Album review: Vessels – The Great Distraction

The world of post-rock is an odd one. Being a younger genre than most, there are very few hard and fast rules as to what exactly constitutes post-rock. Vessels are one of the English variants of this fascinating musical sub-sect, and we take their new studio album, The Great Distraction in for a listen…

Forming in Leeds back in 2005 and this being their fourth studio album, Vessels are not the most prolific of bands out there. But it only takes a brief listen to their work to understand why. It is engineered and recorded well, with a heavy dose of precision, each work is released when it is good and ready. But is the new studio album worth the wait?
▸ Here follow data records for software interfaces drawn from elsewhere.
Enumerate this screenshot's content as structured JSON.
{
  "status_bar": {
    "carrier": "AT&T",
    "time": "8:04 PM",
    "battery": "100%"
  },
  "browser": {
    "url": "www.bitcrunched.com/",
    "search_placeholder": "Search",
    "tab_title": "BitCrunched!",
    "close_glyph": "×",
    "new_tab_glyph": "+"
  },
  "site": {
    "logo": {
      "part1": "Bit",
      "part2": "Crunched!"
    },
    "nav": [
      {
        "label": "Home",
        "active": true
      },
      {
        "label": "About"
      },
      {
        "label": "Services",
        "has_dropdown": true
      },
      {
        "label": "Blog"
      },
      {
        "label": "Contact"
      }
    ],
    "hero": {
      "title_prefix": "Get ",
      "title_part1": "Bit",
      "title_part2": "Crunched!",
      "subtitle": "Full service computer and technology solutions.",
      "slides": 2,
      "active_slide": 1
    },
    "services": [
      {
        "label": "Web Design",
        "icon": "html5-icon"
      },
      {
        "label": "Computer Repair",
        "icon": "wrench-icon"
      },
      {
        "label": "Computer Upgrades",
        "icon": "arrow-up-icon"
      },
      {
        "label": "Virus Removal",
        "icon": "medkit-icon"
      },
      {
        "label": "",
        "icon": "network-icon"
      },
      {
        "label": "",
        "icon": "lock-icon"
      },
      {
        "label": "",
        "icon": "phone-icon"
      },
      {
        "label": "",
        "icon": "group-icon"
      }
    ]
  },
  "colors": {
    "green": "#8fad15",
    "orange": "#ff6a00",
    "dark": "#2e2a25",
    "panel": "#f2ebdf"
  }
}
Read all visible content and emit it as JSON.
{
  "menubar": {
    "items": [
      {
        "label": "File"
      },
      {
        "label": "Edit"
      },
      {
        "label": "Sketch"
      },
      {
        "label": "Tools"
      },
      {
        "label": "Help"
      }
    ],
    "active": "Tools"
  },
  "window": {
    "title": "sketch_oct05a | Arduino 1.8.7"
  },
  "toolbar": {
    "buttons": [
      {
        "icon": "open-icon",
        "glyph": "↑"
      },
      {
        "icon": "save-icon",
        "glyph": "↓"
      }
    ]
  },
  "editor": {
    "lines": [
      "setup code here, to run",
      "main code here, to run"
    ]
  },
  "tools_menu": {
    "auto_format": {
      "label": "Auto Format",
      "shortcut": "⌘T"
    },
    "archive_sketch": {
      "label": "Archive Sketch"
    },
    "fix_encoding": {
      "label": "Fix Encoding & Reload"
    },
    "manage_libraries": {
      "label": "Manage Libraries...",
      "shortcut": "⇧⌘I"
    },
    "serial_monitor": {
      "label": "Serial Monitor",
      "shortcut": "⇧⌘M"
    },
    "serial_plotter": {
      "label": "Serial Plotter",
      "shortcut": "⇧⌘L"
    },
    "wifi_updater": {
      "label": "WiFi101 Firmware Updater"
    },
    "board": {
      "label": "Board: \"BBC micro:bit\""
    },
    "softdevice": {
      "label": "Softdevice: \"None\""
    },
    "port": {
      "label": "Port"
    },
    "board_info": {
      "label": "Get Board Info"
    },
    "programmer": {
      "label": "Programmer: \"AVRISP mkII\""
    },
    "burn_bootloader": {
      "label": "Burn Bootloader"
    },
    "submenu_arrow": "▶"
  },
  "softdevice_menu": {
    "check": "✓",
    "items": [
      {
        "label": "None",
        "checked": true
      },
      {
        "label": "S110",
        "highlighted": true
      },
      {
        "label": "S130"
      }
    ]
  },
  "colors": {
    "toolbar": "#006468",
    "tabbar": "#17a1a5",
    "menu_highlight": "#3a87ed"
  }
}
Being both the opening track and the longest on the album (already itself an impressive time-length of 59 minutes), “Mobilise” is our introduction to the world of Vessels’ new album. Being ‘electronic’ post-rock you’d quite easily be forgiven for drawing parallels between this group and another British band who’ve dipped their feet into the post-rock pool; Enter Shikari. However, where the latter are renowned for their lyrics, politics and wild, less restrained instrumentals, Vessels couldn’t be further from this.

The full 8:37 of the track is painstakingly structured and timed. The electronica element of the music easily outweighs any guitar-rock influence hidden throughout the track and leaves you with a track that Deadmau5 himself would be proud of.

Yet despite all of this, you still can’t bring yourself to quite call it fully electronic. There is something in its blood that stops it being a club beat, no matter how much synth is loaded into the track, and it’s difficult to put your finger on it.

There is some excellent collaborative work scattered across the album as well. “Deflect the Light” comes in with a contribution by The Flaming Lips, loaded up with dreamscape vocals and some seriously retro MIDI-synth all underlined by a rocky drum beat, keeping us just tethered to the world of rock.

My personal favourite song on the track listing is “Gløwer”. At just under 8 minutes, it’s one of the longer ones on the album. It may stray a bit too far from the roots of rock, but it does what it does so well I can’t be annoyed with it. With a pulsating bass line throughout and shoegaze-y vocals lilting amongst the synth guitars, it’s just a joy to listen to. A close second, and much shorter, is “Everyone is Falling”, a slower, far more EDM-influenced track that may not be catchy in the traditional sense but it definitely earned a few replays.

That’s not to say that the entire album manages to remain quite so well tied to the roots of post-rock. Tracks such as “Position” and “Radiart” (gaplessly linked) could easily be mistaken for something from The Chemical Brothers back catalogue. This is no bad thing – provided you like The Chemical Brothers, and let’s be honest, who doesn’t? – but it can make the album feel a little confused. Although as previously mentioned, the realm of post-rock is far from small, straying too far from any base within it, can make you feel lost.

Another track tucked away near the end is “Radio Decay”. The song is great, there’s no two ways about it, it’s an excellent track, with a massive bass line, sparkling synths and an evocative, world-building soundscape. It can however, like much of the album, feel a little at odds with previous Vessels work such as Art/Choke?

But the question remains; is it good post-rock? Whereas other post-rock bands such as If Trees Could Talk and Godspeed You! Black Emperor take influence from metal, hard rock and other, generally ‘rockier’ parts of the umbrella for their music, does that mean electronics can’t feature?

In a word: no. They can and absolutely do. Whether you agree or not, Sigur Ros are classified under the same umbrella as Vessels and the other aforementioned groups, and they’re hardly thrashing around with brutal, thundering guitars.

Being a blanket term and with controversy courting the classification of the genre, it’s hard to define whether The Great Distraction constitutes “good” post rock. But is it good music? Yes; it just strays from its own beaten path at points and by doing so, fails to measure up to their own benchmark from previous work.





Author: Steve, Southgate store